This is the perspective of my new line to interpret all of the best elements in women's fashion that I have known over the last four hundred years and regenerate these ideas with a modern twist and interpretation for Generation Y. My label is all a representation of me, the best elements that I have seen in women's fashion across the centuries blended together, even the name of my label is a representation of me, "Sang-Blanc" the name of my label represents me all the purity and morality that is represented and interpreted with the colour white versus the punishment, finality and horror represented by blood and immortality.

As I step out of the car I evaluate my choice in attire for the day, I'd gone for a stereotypically vampish look, a gorgeous short black dress flaunting my cleavage with over the knee black leather boots, to make the outfit suitable for work I'd added gorgeous lace-imprinted stockings and a Burberry Trench over the top. A woman should always feel attractive no matter what the purpose of her outing. 

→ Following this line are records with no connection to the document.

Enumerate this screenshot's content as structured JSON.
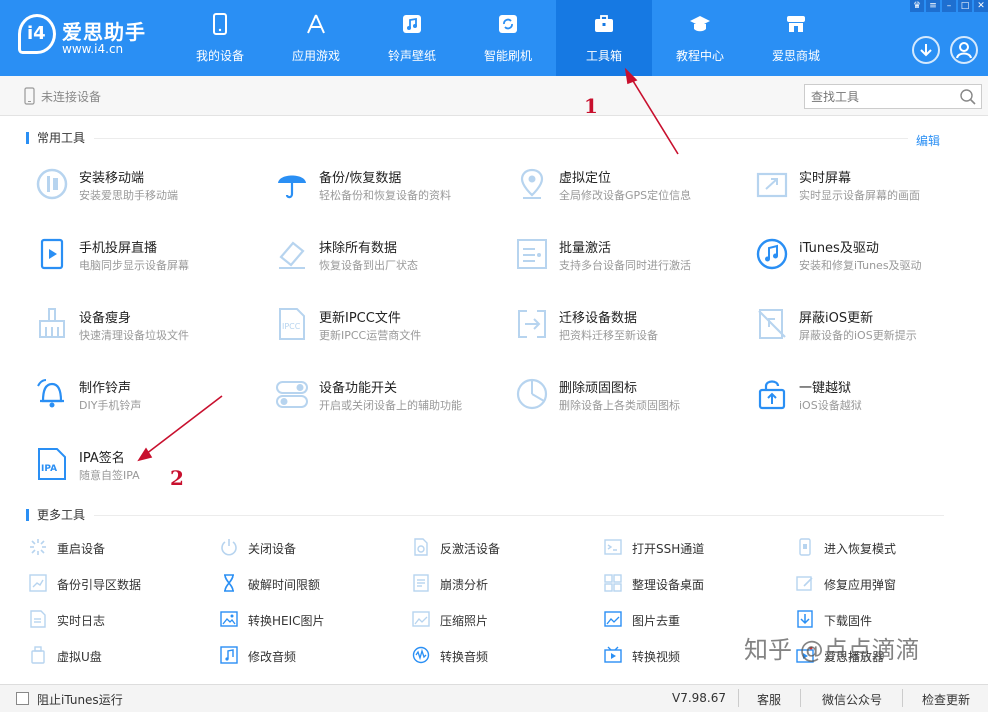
{
  "app": {
    "logo_name": "爱思助手",
    "logo_url": "www.i4.cn",
    "logo_badge": "i4",
    "accent": "#2a8ff4",
    "active_nav_bg": "#1679e3"
  },
  "nav": [
    {
      "label": "我的设备",
      "icon": "phone-icon"
    },
    {
      "label": "应用游戏",
      "icon": "app-store-icon"
    },
    {
      "label": "铃声壁纸",
      "icon": "music-icon"
    },
    {
      "label": "智能刷机",
      "icon": "refresh-icon"
    },
    {
      "label": "工具箱",
      "icon": "toolbox-icon",
      "active": true
    },
    {
      "label": "教程中心",
      "icon": "graduation-cap-icon"
    },
    {
      "label": "爱思商城",
      "icon": "store-icon"
    }
  ],
  "device_status": "未连接设备",
  "search": {
    "placeholder": "查找工具"
  },
  "common_tools": {
    "title": "常用工具",
    "edit": "编辑",
    "items": [
      {
        "name": "安装移动端",
        "desc": "安装爱思助手移动端",
        "icon": "install-mobile-icon"
      },
      {
        "name": "备份/恢复数据",
        "desc": "轻松备份和恢复设备的资料",
        "icon": "umbrella-icon"
      },
      {
        "name": "虚拟定位",
        "desc": "全局修改设备GPS定位信息",
        "icon": "location-pin-icon"
      },
      {
        "name": "实时屏幕",
        "desc": "实时显示设备屏幕的画面",
        "icon": "screen-icon"
      },
      {
        "name": "手机投屏直播",
        "desc": "电脑同步显示设备屏幕",
        "icon": "play-screen-icon"
      },
      {
        "name": "抹除所有数据",
        "desc": "恢复设备到出厂状态",
        "icon": "eraser-icon"
      },
      {
        "name": "批量激活",
        "desc": "支持多台设备同时进行激活",
        "icon": "batch-activate-icon"
      },
      {
        "name": "iTunes及驱动",
        "desc": "安装和修复iTunes及驱动",
        "icon": "itunes-icon"
      },
      {
        "name": "设备瘦身",
        "desc": "快速清理设备垃圾文件",
        "icon": "broom-icon"
      },
      {
        "name": "更新IPCC文件",
        "desc": "更新IPCC运营商文件",
        "icon": "ipcc-file-icon"
      },
      {
        "name": "迁移设备数据",
        "desc": "把资料迁移至新设备",
        "icon": "migrate-icon"
      },
      {
        "name": "屏蔽iOS更新",
        "desc": "屏蔽设备的iOS更新提示",
        "icon": "block-update-icon"
      },
      {
        "name": "制作铃声",
        "desc": "DIY手机铃声",
        "icon": "bell-icon"
      },
      {
        "name": "设备功能开关",
        "desc": "开启或关闭设备上的辅助功能",
        "icon": "toggle-icon"
      },
      {
        "name": "删除顽固图标",
        "desc": "删除设备上各类顽固图标",
        "icon": "pie-icon"
      },
      {
        "name": "一键越狱",
        "desc": "iOS设备越狱",
        "icon": "unlock-icon"
      },
      {
        "name": "IPA签名",
        "desc": "随意自签IPA",
        "icon": "ipa-file-icon"
      }
    ]
  },
  "more_tools": {
    "title": "更多工具",
    "items": [
      {
        "name": "重启设备",
        "icon": "restart-icon"
      },
      {
        "name": "关闭设备",
        "icon": "power-icon"
      },
      {
        "name": "反激活设备",
        "icon": "deactivate-icon"
      },
      {
        "name": "打开SSH通道",
        "icon": "terminal-icon"
      },
      {
        "name": "进入恢复模式",
        "icon": "recovery-icon"
      },
      {
        "name": "备份引导区数据",
        "icon": "backup-boot-icon"
      },
      {
        "name": "破解时间限额",
        "icon": "hourglass-icon"
      },
      {
        "name": "崩溃分析",
        "icon": "crash-log-icon"
      },
      {
        "name": "整理设备桌面",
        "icon": "grid-icon"
      },
      {
        "name": "修复应用弹窗",
        "icon": "fix-popup-icon"
      },
      {
        "name": "实时日志",
        "icon": "log-icon"
      },
      {
        "name": "转换HEIC图片",
        "icon": "heic-image-icon"
      },
      {
        "name": "压缩照片",
        "icon": "compress-photo-icon"
      },
      {
        "name": "图片去重",
        "icon": "dedupe-image-icon"
      },
      {
        "name": "下载固件",
        "icon": "download-firmware-icon"
      },
      {
        "name": "虚拟U盘",
        "icon": "usb-drive-icon"
      },
      {
        "name": "修改音频",
        "icon": "audio-edit-icon"
      },
      {
        "name": "转换音频",
        "icon": "audio-convert-icon"
      },
      {
        "name": "转换视频",
        "icon": "video-convert-icon"
      },
      {
        "name": "爱思播放器",
        "icon": "player-icon"
      }
    ]
  },
  "footer": {
    "itunes_label": "阻止iTunes运行",
    "version": "V7.98.67",
    "service": "客服",
    "wechat": "微信公众号",
    "check_update": "检查更新"
  },
  "annotations": {
    "step1": "1",
    "step2": "2",
    "color": "#c8102e"
  },
  "watermark": "知乎 @点点滴滴"
}
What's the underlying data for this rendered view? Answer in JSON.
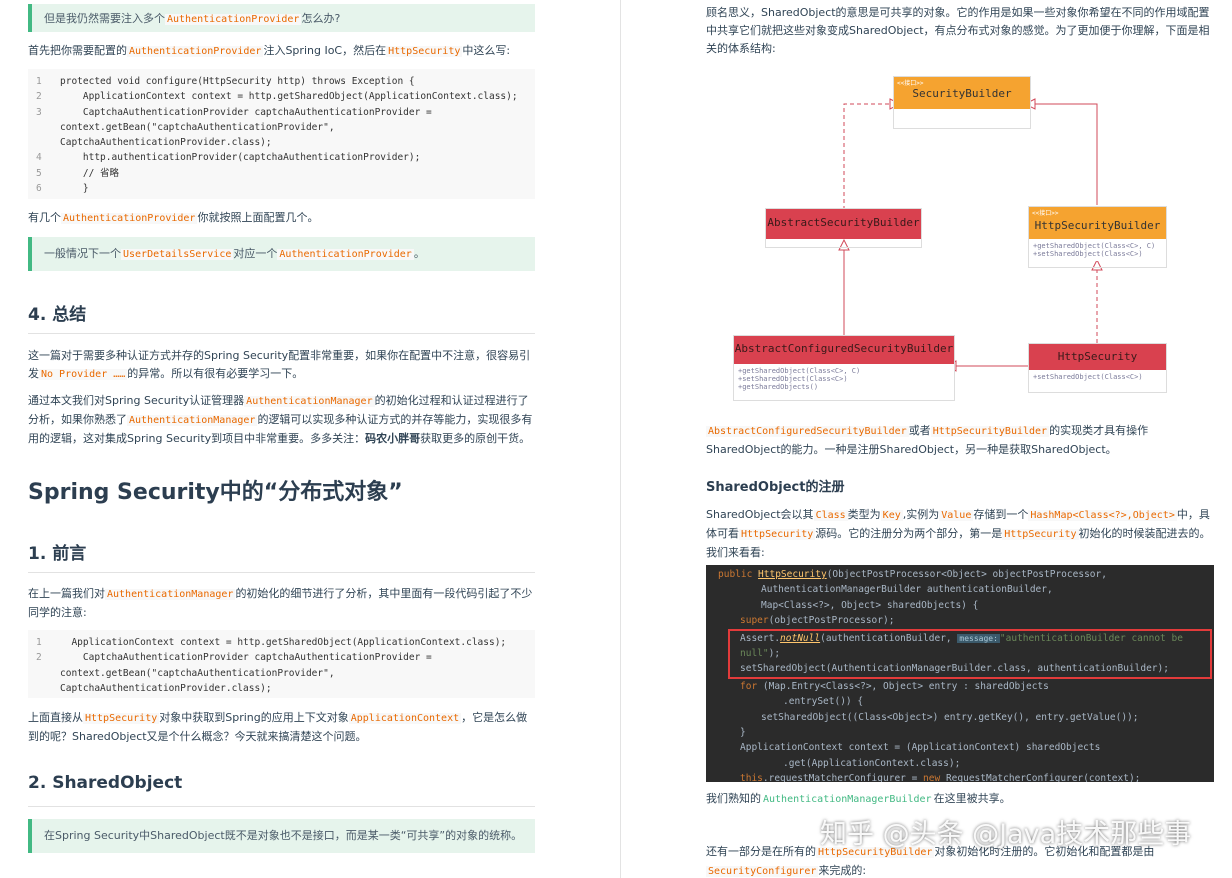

The building I'd chosen to base my business in was stunning, it was an heritage listed building recently refurbished internally in an ultra modern style. My main studio is in the basement so I can be away from the midday sun, on the ground floor we have a beautiful boutique store where customers can come and get couture gowns personally designed for them mostly wedding and debutante gowns. As well as a the recent addition of 'Off-The-Rack' designs (which are my current favourites). 

Above we have the hub of activity where all the seamstresses and designers work split over three levels, on the fourth level we have just launched a sales team who are responsible for generating excitement and publicity for the brand (they have been in charge of the media frenzy surrounding the show), then finally on the top floor we have the Management Team. The design of the mezzanine section of the building means that everyone from the seamstresses on the first floor to the management team on the top level all look through a five story glass wall and out onto the Brisbane River, it is absolutely stunning, especially at dawn when you can see the sun rising over the city!"

March 17, 2014

Craft Love Festival - The Super Camper

Sometimes, but not always we have to look further afield to feel inspiration within ourselves - I often utilise Pinterest as a source of inspiration - picking ideas of things I somewhat like and spinning them into ideas of my own that I love too much. 

When I came across this gorgeous Travelling Wares caravan by Kara Rosenlund, I knew it would be one of those inspiring pieces that would and could potentially recreate many an idea in many a mind. 

I love all of the different possibilities it opens up for it's use in markets and events up and down the countryside. 

Who is this Kara Rosenlund? Who is this wonder stylist? You'll have to pop on over to her website to find out more - full of many a gorgeous image and many more fabulous ideas! All of these fabulous images were found on this equally fabulous website.